If you're about to open a small business, congratulations! Well done on getting to this stage. Steve Jobs once said of small business that "[the] work is going to fill a large part of your life, and the only way to be truly satisfied is to do what you believe is great work. And the only way to do great work is to love what you do."
This is true. When you're passionate about what you do, you do everything you can to make sure you are putting forth your best effort; opening your own small business is proof of that effort.
To nurture your small business in this early stage, you'll need to produce good work. This means that you'll have to avoid the pitfalls and mistakes other entrepreneurs have made that cost them their dream: owning their own business. Without a solid staff, stable business model or even cyberattack insurance, you could end up like one of the 8 out of 10 business owners who go out of business before they're even able to celebrate their two-year founding anniversary.
To keep your business from becoming another statistic, avoid these three small business mistakes!
Not following government regulations.
The first and foremost thing that'll land a business in hot water is not maintaining permits or abiding by regulations as required by the city, state and federal government. For example, if you run a retail business out of the state of California, your sales associates are required by law to have a minimum of eight hours between the end and beginning of each shift.

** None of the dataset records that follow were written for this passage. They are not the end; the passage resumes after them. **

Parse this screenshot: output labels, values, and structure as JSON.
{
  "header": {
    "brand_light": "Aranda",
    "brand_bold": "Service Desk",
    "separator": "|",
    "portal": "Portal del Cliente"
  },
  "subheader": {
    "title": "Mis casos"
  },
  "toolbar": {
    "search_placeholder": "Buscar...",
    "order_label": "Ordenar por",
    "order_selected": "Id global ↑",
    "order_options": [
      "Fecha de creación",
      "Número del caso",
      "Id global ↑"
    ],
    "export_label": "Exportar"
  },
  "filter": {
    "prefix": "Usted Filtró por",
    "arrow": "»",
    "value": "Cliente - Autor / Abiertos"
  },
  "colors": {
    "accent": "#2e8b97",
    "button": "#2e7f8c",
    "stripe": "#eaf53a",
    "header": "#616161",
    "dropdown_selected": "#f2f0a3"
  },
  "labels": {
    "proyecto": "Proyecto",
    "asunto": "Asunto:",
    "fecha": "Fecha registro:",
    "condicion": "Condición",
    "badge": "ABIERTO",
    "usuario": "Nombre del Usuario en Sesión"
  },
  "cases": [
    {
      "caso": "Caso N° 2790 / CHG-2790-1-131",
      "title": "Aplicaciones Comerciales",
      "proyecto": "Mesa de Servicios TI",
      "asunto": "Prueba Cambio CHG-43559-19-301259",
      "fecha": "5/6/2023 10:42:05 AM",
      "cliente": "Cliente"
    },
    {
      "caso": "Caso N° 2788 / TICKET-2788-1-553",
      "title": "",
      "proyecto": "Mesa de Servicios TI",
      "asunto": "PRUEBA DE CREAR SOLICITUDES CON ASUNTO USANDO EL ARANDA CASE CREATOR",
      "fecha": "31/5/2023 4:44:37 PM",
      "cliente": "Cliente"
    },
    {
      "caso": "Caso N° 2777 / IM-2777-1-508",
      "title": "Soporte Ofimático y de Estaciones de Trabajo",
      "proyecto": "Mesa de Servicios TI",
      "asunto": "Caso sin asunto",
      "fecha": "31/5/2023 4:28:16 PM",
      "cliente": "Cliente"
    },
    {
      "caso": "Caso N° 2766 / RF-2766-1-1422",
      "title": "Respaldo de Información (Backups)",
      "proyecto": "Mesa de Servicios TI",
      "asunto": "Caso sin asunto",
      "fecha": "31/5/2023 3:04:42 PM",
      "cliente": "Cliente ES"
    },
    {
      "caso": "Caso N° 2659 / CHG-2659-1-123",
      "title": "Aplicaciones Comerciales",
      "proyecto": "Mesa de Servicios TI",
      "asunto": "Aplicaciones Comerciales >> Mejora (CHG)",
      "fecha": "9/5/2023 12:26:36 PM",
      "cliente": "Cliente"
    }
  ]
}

If it's found that your business is not following the law, you will be reprimanded and could eventually lose your business.
Not maintaining insurance.
Business insurance is required by law in a majority of states. Without business insurance, you cannot legally operate your business and will therefore be shut down until you get the necessary policy.
Though cyber insurance is not yet required by law, not having it puts your business at risk. According to Small Business Trends, 43 percent of all cyberattacks target small business. Security Magazine reports that a data breach costs small businesses an average of $36,000. As a young company, you likely don't have the financial resources to pay a cyberattacker's ransom or pay for litigation should you be sued by a third-party. Cyber insurance will cover those costs for an affordable annual premium.
Lack of a human relations department.
There will come a time, no matter how well your staff gets along, that an employee conflict will arise. The conflict could be between employees, or it could be a conflict between an employee and a manager. An HR team will help to diffuse potentially tough situations and will make sure that your business is doing everything by the book. You won't want an irate employee threatening to sue because they believed another employee was given preferential treatment or was fired without due reason.
To run a business well, you need resources. Get the cyber insurance you need today with CyberPolicy.